Background: The clinical utility of testing for antiphospholipid antibodies (aPL) of IgA isotype remains controversial.
Methodology/principal findings: To address this issue, we reasoned that if IgA aPL contribute to the clinical manifestations of the antiphospholipid syndrome, then an association with thromboembolic events should manifest in patients whose only aPL is of IgA isotype. We performed a retrospective chart review of 56 patients (31 with systemic lupus erythematosus [SLE] and 25 without SLE) whose only positive aPL was IgA anti-beta2-glycoprotein I (isolated IgA anti-beta2GPI) and compared their clinical features with 56 individually matched control patients without any aPL. Patients with isolated IgA anti-beta2GPI had a significantly increased number of thromboembolic events, as compared to controls. When patients were stratified into those with and without SLE, the association between isolated IgA anti-beta2GPI and thromboembolic events persisted for patients with SLE, but was lost for those without SLE. Titers of IgA anti-beta2GPI were significantly higher in SLE patients who suffered a thromboembolic event. Among patients with isolated IgA anti-beta2GPI, there was an increased prevalence of diseases or morbidities involving organs of mucosal immunity (i.e., gastrointestinal system, pulmonary system, and skin).

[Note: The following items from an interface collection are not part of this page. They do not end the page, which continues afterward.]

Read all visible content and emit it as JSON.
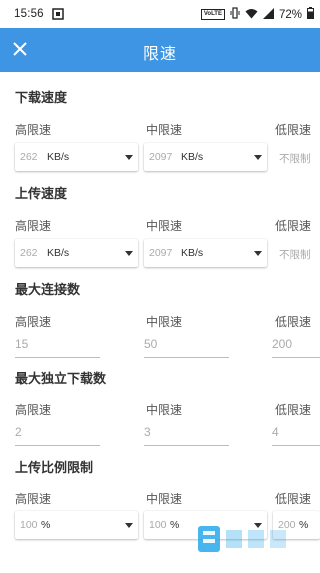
{
  "status_bar": {
    "time": "15:56",
    "network_badge": "VoLTE",
    "battery_percent": "72%",
    "icons": [
      "screen-mirror-icon",
      "vibrate-icon",
      "wifi-icon",
      "signal-icon",
      "battery-icon"
    ]
  },
  "toolbar": {
    "title": "限速",
    "close_icon": "close-icon",
    "background": "#3d95e3"
  },
  "column_labels": {
    "high": "高限速",
    "mid": "中限速",
    "low": "低限速"
  },
  "download": {
    "title": "下载速度",
    "high": {
      "value": "262",
      "unit": "KB/s"
    },
    "mid": {
      "value": "2097",
      "unit": "KB/s"
    },
    "low": "不限制"
  },
  "upload": {
    "title": "上传速度",
    "high": {
      "value": "262",
      "unit": "KB/s"
    },
    "mid": {
      "value": "2097",
      "unit": "KB/s"
    },
    "low": "不限制"
  },
  "max_connections": {
    "title": "最大连接数",
    "high": "15",
    "mid": "50",
    "low": "200"
  },
  "max_downloads": {
    "title": "最大独立下载数",
    "high": "2",
    "mid": "3",
    "low": "4"
  },
  "upload_ratio": {
    "title": "上传比例限制",
    "high": {
      "value": "100",
      "unit": "%"
    },
    "mid": {
      "value": "100",
      "unit": "%"
    },
    "low": {
      "value": "200",
      "unit": "%"
    }
  }
}
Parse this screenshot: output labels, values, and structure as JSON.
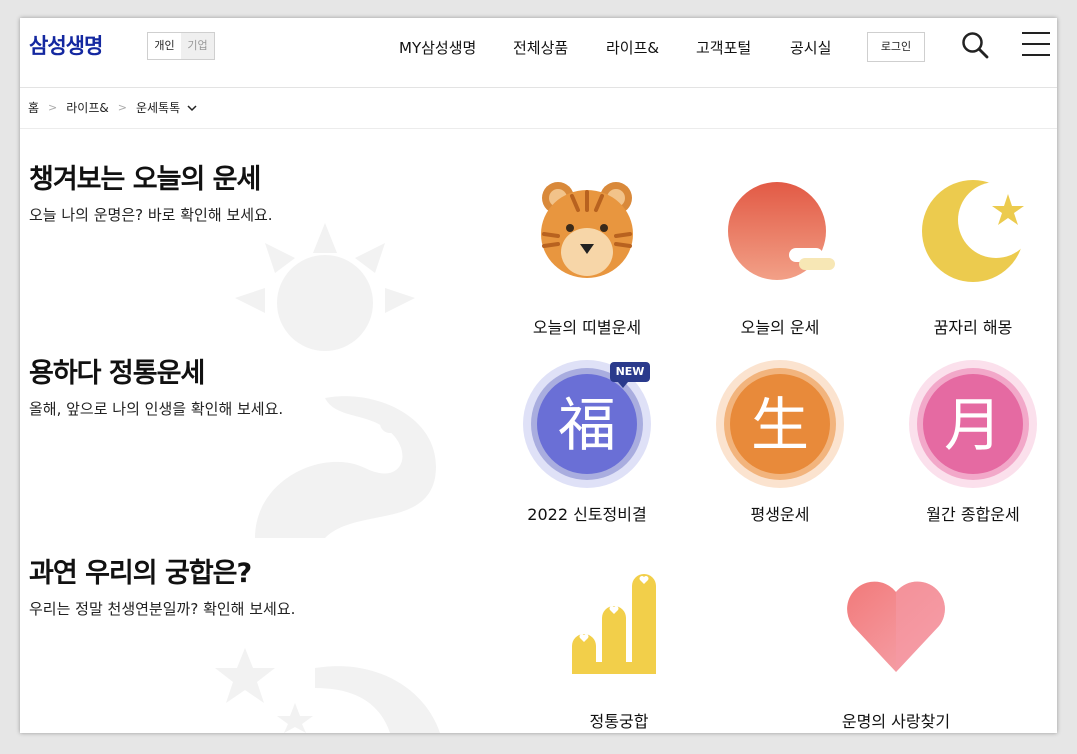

Conclusions/significance: The presence of isolated IgA anti-beta2GPI is associated with an increased risk of thromboembolic events, especially among patients with SLE. IgA anti-beta2GPI is associated with an increased prevalence of morbidities involving organs of mucosal immunity.